* WHAT TO WORK ON
Using the data below, work out how many of its lines contain "organização", and give that number with nothing added.
(EXTRACTED ENTRIES Opens)
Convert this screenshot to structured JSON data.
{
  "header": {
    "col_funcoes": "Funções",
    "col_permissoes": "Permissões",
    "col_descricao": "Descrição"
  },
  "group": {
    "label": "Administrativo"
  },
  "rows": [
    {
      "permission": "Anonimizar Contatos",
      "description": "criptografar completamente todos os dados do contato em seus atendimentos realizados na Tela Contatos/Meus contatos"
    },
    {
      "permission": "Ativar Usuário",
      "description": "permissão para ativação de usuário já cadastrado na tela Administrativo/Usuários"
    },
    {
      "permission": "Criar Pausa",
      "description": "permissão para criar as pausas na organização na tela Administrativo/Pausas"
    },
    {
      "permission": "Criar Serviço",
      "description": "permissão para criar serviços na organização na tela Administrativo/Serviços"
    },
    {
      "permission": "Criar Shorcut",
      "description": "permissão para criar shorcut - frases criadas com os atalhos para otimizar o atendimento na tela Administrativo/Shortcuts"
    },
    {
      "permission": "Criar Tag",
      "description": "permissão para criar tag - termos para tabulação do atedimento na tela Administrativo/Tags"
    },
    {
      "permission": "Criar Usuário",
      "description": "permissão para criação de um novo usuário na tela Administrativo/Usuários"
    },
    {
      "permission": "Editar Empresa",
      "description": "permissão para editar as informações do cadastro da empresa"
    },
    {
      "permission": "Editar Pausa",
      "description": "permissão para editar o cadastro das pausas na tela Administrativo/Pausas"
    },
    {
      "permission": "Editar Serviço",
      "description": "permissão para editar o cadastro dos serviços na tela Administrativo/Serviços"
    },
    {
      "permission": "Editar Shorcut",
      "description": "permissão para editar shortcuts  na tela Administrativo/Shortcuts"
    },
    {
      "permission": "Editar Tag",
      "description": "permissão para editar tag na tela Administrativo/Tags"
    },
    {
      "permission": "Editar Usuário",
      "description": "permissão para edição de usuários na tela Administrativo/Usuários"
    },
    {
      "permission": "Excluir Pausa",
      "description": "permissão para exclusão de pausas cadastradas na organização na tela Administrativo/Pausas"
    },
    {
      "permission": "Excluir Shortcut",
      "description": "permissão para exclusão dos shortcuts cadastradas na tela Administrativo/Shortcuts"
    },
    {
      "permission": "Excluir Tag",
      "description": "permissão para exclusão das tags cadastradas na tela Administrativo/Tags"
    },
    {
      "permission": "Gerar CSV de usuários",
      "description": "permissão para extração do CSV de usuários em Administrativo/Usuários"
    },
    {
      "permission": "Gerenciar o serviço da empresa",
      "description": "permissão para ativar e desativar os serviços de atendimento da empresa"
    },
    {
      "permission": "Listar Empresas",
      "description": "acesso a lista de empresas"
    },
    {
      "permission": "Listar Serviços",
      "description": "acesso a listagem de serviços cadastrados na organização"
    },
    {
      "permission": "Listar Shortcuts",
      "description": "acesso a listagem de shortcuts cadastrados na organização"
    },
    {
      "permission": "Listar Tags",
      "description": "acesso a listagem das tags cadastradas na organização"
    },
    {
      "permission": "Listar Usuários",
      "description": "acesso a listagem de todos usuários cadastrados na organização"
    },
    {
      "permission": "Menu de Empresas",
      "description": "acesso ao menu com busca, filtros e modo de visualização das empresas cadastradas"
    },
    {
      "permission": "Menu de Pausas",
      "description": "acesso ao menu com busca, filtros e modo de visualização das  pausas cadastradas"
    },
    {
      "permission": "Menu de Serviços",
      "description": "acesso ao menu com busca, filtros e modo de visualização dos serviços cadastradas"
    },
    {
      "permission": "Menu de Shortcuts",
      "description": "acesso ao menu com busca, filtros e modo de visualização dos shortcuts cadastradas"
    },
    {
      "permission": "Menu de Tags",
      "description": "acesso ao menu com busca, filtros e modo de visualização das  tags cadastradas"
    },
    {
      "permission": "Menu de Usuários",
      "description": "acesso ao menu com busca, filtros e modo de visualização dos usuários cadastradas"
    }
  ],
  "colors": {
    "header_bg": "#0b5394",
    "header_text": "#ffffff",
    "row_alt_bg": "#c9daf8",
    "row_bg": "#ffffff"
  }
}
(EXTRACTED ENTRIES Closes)
* ANSWER TO THE PROBLEM
7